The medieval date for the uppermost change from raised mire to poor fen in CRB93 refutes the view that the demise of raised bog was coincident with the Industrial Revolution and its consequent pollution (Meade unpublished data; Headley et al. 1992; Gilman 1994). However, the radiocarbon chronology pertains to one discrete location (CRB93), and the transition from ombrotrophic mire to fen could have been time-transgressive, perhaps explaining why historical and botanical accounts describe raised mire communities at Crymlyn Bog in the 18th century AD (Meade unpublished data). Nevertheless, the change began considerably earlier than the Industrial Revolution at CRB93.

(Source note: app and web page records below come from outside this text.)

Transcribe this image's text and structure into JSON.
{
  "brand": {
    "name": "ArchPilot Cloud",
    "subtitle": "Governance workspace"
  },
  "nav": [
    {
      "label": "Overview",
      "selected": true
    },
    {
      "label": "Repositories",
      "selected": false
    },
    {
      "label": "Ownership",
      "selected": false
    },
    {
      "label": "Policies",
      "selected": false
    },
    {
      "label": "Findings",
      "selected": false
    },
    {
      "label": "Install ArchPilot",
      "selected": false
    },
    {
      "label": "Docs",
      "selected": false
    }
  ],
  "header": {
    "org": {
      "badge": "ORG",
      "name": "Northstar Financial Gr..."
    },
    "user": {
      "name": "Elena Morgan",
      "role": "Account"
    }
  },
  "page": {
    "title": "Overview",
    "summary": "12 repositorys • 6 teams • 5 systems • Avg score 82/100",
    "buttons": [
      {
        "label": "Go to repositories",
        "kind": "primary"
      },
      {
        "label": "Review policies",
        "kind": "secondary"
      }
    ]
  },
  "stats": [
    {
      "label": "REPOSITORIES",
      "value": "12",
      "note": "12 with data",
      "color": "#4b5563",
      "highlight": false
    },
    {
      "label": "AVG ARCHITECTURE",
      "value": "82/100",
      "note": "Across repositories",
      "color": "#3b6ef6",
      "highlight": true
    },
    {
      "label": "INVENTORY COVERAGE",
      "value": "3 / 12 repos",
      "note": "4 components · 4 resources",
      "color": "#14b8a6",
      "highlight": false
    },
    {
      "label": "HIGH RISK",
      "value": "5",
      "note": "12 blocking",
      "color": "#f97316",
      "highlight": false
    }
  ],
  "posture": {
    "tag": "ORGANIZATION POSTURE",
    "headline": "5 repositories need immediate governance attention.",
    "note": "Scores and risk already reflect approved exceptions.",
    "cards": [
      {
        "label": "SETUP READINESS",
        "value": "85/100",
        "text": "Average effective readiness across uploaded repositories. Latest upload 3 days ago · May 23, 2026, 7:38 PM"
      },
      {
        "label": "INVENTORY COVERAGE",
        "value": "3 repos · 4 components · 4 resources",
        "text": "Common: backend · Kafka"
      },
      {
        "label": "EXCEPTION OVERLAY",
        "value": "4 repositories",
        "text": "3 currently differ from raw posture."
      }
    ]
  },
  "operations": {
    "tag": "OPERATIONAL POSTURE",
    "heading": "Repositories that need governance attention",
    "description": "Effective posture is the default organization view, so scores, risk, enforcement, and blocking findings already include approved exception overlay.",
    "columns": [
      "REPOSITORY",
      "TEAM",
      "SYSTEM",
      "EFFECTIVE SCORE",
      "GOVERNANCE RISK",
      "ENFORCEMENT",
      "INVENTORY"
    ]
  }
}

Palaeoecological investigations of many other raised bogs (e.g. Barber et al. 1994; Leah et al. 1998; Mauquoy & Barber 1999) demonstrate that mire communities have changed dramatically in the last couple of centuries. For example, Molinia caerulea and Betula spp. have invaded numerous formerly Sphagnum-rich raised mires, altering the community structure significantly. Some of these changes may be a response to new allogenic triggers, such as increased nitrogen deposition. The continuous variation in allogenic factors highlighted by the analysis of core CRB93 at Crymlyn Bog, and the other palaeoecological records mentioned above, emphasize the problem with the definition of climatic climax communities sensuClements (1916). It can rarely be assumed that allogenic forces have remained unchanged over time-scales relevant to mire succession. The palaeoecological record, however, only demonstrates the mire’s response to forcing factors, and it is therefore often difficult to ascertain the exact cause and nature of external influences.